I wish I could say it was a roaring success. It wasn’t. To start with, though it was a brand new building, it had been designed and furnished by people whose view of education was traditional and rigid. The furniture could barely be re-arranged and we were stuck in bare white boxy classrooms with essentially no natural light.

Worse than the restrictive space, though, was the general attitude (among administrators, students, and other teachers) that education is based on hierarchies and structures that shouldn’t be messed with too dramatically. Each time I deviated from the norm (and I did that quite regularly, whether or not it was about introducing circle), I was reminded by the students how different I was from other teachers. Some said it with appreciation, others did not. (One even went so far as to say that I should leave the teaching up to people who knew how to do it.)

The greatest challenge by far, though, was that my students were mostly reluctant writers who were in my classes simply to fill a required credit and didn’t want to go very deeply with their writing. Circle brought too much ambiguity for them. They wanted clarity - straightforward lectures and crisp templates they could fit their writing assignments into to ensure top marks. I had a hard time convincing them that there are no formulas for good writing.

In the end, I had to be satisfied with bringing the spirit of circle (and some of the elements, such as the check-in at the beginning) into the way I taught, even though the actual circle didn’t visibly show up.

I couldn’t stop thinking, though, that there must be a better way.
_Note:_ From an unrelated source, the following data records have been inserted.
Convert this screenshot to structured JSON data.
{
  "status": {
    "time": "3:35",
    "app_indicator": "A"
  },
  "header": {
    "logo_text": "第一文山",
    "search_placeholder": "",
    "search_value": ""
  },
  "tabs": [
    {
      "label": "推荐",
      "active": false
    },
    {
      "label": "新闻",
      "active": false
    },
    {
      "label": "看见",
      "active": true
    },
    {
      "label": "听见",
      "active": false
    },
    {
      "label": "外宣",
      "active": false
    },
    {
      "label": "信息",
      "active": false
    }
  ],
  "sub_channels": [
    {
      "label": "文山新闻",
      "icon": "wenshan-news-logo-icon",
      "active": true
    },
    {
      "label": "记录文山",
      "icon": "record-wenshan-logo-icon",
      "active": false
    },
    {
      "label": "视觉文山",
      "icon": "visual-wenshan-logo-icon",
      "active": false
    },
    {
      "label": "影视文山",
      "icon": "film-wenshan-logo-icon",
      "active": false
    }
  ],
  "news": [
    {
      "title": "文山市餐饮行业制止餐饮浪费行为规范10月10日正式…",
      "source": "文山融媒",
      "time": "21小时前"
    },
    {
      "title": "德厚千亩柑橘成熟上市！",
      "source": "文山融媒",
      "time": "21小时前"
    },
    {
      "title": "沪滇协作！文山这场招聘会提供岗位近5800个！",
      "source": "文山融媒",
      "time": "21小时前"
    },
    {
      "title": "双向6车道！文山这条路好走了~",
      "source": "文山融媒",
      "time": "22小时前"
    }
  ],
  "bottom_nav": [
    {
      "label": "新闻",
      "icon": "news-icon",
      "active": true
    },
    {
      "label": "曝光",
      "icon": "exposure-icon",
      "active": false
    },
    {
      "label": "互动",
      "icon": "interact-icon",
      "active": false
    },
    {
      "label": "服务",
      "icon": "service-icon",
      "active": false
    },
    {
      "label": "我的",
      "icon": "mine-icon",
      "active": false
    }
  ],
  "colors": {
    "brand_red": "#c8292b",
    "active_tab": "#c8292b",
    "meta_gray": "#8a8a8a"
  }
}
The story of Azar Nafisi in Reading Lolita in Tehran kept coming back to me. Refusing to submit to the university’s rules about wearing a veil, and fed up by the fact that the school banned many of the books that she loved and had spent her life studying, she went underground. Inviting her brightest female students to her house, she started a secret book club where controversial books were discussed. The book club quickly became a community where young women could speak their truth without fearing for their safety.

If Nafisi could take such a bold step away from the traditional education system, in a place where she risked her life to do so, why couldn’t I take a similar (though much less risky) step toward the kind of teaching I believed in?

As summer drew to a close, and I looked forward to two months away from the university before my classes started again in late Fall, I knew the time was right to leap. I rented a room at a local church, made a poster to hang in neighbourhood libraries, and sent out an email inviting people to sign up for “Creative Writing for Self Discovery”, an eight week class. Before long, eight people had signed up — the perfect number for an intimate circle.

During our first gathering, I gave a brief explanation of the circle and the elements that were involved — the candle, talking piece, and bell. Looking around the room, I saw a few surprised faces, but mostly I saw excitement and a sense that they had come to a comfortable place.

Before that first class had ended, each of us in the circle had shared at least one personal story from a place of vulnerability and trust. The circle held us, and we held each other. By the second class, we were a community.

The honesty and depth of the stories increased with each sharing. We heard of the loss of the dream of motherhood. We heard of relationships breaking apart. We heard of confusion and pain. We heard the stories we rarely dare to share with those we rub shoulders with day after day.

I went home at the end of each class feeling humbled and honoured to be able to sit at the rim of such an incredible circle.